**TRY IT:** Without including any pictures, write out the listing below exactly.

**DATA:**
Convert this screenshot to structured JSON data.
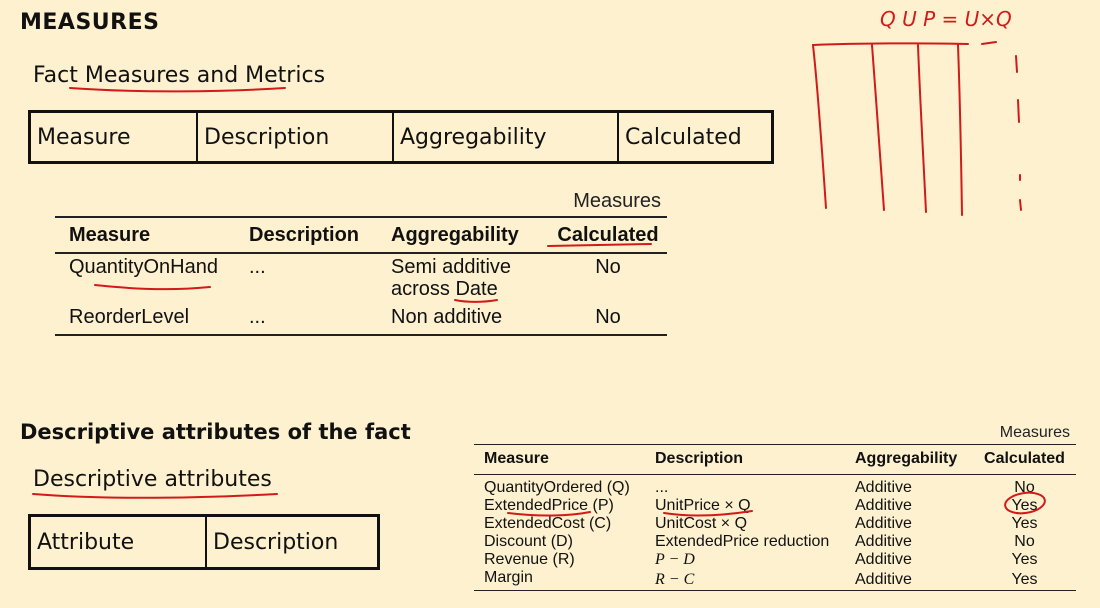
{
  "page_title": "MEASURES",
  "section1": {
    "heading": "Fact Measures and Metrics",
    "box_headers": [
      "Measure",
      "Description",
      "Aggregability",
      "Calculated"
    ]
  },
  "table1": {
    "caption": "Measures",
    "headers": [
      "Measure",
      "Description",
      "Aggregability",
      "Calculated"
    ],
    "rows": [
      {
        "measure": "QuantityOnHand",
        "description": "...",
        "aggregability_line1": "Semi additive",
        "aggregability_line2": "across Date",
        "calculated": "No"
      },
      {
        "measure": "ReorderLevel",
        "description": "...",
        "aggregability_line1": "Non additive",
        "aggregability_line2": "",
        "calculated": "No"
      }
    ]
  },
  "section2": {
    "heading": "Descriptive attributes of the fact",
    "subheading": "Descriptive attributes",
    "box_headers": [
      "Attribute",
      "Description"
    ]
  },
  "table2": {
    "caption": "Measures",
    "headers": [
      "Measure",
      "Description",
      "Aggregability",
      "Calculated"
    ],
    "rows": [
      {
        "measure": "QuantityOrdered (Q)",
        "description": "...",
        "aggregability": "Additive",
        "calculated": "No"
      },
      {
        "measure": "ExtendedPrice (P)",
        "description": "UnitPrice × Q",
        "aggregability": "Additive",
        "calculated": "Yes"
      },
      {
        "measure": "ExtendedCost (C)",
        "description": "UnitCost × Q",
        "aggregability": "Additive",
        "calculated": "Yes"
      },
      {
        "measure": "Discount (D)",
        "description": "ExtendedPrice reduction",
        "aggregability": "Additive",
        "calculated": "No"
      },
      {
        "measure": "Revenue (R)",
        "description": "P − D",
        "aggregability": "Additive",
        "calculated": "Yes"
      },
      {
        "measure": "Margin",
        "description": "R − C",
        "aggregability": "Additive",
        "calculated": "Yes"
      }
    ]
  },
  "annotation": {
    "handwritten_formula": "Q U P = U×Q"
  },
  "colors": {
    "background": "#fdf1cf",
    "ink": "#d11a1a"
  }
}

**EXERCISE SOLUTION:**
Convert this screenshot to structured JSON data.
{
  "page_title": "MEASURES",
  "section1": {
    "heading": "Fact Measures and Metrics",
    "box_headers": [
      "Measure",
      "Description",
      "Aggregability",
      "Calculated"
    ]
  },
  "table1": {
    "caption": "Measures",
    "headers": [
      "Measure",
      "Description",
      "Aggregability",
      "Calculated"
    ],
    "rows": [
      {
        "measure": "QuantityOnHand",
        "description": "...",
        "aggregability_line1": "Semi additive",
        "aggregability_line2": "across Date",
        "calculated": "No"
      },
      {
        "measure": "ReorderLevel",
        "description": "...",
        "aggregability_line1": "Non additive",
        "aggregability_line2": "",
        "calculated": "No"
      }
    ]
  },
  "section2": {
    "heading": "Descriptive attributes of the fact",
    "subheading": "Descriptive attributes",
    "box_headers": [
      "Attribute",
      "Description"
    ]
  },
  "table2": {
    "caption": "Measures",
    "headers": [
      "Measure",
      "Description",
      "Aggregability",
      "Calculated"
    ],
    "rows": [
      {
        "measure": "QuantityOrdered (Q)",
        "description": "...",
        "aggregability": "Additive",
        "calculated": "No"
      },
      {
        "measure": "ExtendedPrice (P)",
        "description": "UnitPrice × Q",
        "aggregability": "Additive",
        "calculated": "Yes"
      },
      {
        "measure": "ExtendedCost (C)",
        "description": "UnitCost × Q",
        "aggregability": "Additive",
        "calculated": "Yes"
      },
      {
        "measure": "Discount (D)",
        "description": "ExtendedPrice reduction",
        "aggregability": "Additive",
        "calculated": "No"
      },
      {
        "measure": "Revenue (R)",
        "description": "P − D",
        "aggregability": "Additive",
        "calculated": "Yes"
      },
      {
        "measure": "Margin",
        "description": "R − C",
        "aggregability": "Additive",
        "calculated": "Yes"
      }
    ]
  },
  "annotation": {
    "handwritten_formula": "Q U P = U×Q"
  },
  "colors": {
    "background": "#fdf1cf",
    "ink": "#d11a1a"
  }
}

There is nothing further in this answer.